_Goal of the exercise_. Would you count how many lines of the entries below include the word "name"? Give nothing but the number.
───── The data
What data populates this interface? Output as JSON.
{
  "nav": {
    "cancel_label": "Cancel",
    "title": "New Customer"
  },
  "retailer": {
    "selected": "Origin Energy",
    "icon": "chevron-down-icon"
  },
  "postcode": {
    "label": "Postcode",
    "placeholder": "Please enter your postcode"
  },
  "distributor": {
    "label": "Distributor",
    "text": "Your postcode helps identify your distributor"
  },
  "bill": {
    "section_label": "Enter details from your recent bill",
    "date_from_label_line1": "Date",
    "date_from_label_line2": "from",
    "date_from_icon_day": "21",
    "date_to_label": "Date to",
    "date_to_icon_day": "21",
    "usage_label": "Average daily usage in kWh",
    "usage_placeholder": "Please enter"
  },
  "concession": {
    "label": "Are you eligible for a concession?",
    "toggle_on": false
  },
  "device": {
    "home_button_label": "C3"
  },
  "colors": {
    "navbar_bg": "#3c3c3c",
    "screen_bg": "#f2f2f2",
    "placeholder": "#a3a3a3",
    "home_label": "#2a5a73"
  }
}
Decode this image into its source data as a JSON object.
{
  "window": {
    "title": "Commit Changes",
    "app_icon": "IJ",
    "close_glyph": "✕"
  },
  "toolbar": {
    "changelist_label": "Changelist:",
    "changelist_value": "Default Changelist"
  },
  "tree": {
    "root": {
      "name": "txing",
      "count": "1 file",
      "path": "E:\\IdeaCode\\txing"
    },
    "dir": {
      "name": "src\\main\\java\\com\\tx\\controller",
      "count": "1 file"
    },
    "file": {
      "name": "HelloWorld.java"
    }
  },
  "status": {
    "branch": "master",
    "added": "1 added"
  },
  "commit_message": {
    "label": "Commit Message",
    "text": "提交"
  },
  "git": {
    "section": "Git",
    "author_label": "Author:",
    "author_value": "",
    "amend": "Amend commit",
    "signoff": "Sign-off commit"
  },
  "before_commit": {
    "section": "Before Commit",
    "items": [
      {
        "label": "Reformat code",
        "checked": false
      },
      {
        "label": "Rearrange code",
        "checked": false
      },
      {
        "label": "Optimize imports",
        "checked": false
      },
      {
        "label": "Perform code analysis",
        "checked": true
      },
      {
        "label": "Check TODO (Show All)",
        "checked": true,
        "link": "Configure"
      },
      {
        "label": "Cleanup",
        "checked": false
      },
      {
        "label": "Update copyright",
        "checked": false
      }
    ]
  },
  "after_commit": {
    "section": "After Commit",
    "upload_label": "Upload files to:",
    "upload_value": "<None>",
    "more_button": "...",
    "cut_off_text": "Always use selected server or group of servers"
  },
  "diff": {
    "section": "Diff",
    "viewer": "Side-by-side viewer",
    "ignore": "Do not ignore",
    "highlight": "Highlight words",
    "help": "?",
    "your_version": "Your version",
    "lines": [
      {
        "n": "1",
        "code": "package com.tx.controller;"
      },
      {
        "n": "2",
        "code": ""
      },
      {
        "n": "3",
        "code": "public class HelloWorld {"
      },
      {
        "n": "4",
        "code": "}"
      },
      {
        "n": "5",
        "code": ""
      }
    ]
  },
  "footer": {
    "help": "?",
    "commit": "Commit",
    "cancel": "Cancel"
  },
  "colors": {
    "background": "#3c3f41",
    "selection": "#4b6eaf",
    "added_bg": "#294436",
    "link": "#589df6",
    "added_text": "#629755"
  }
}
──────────
_Answer space_. 3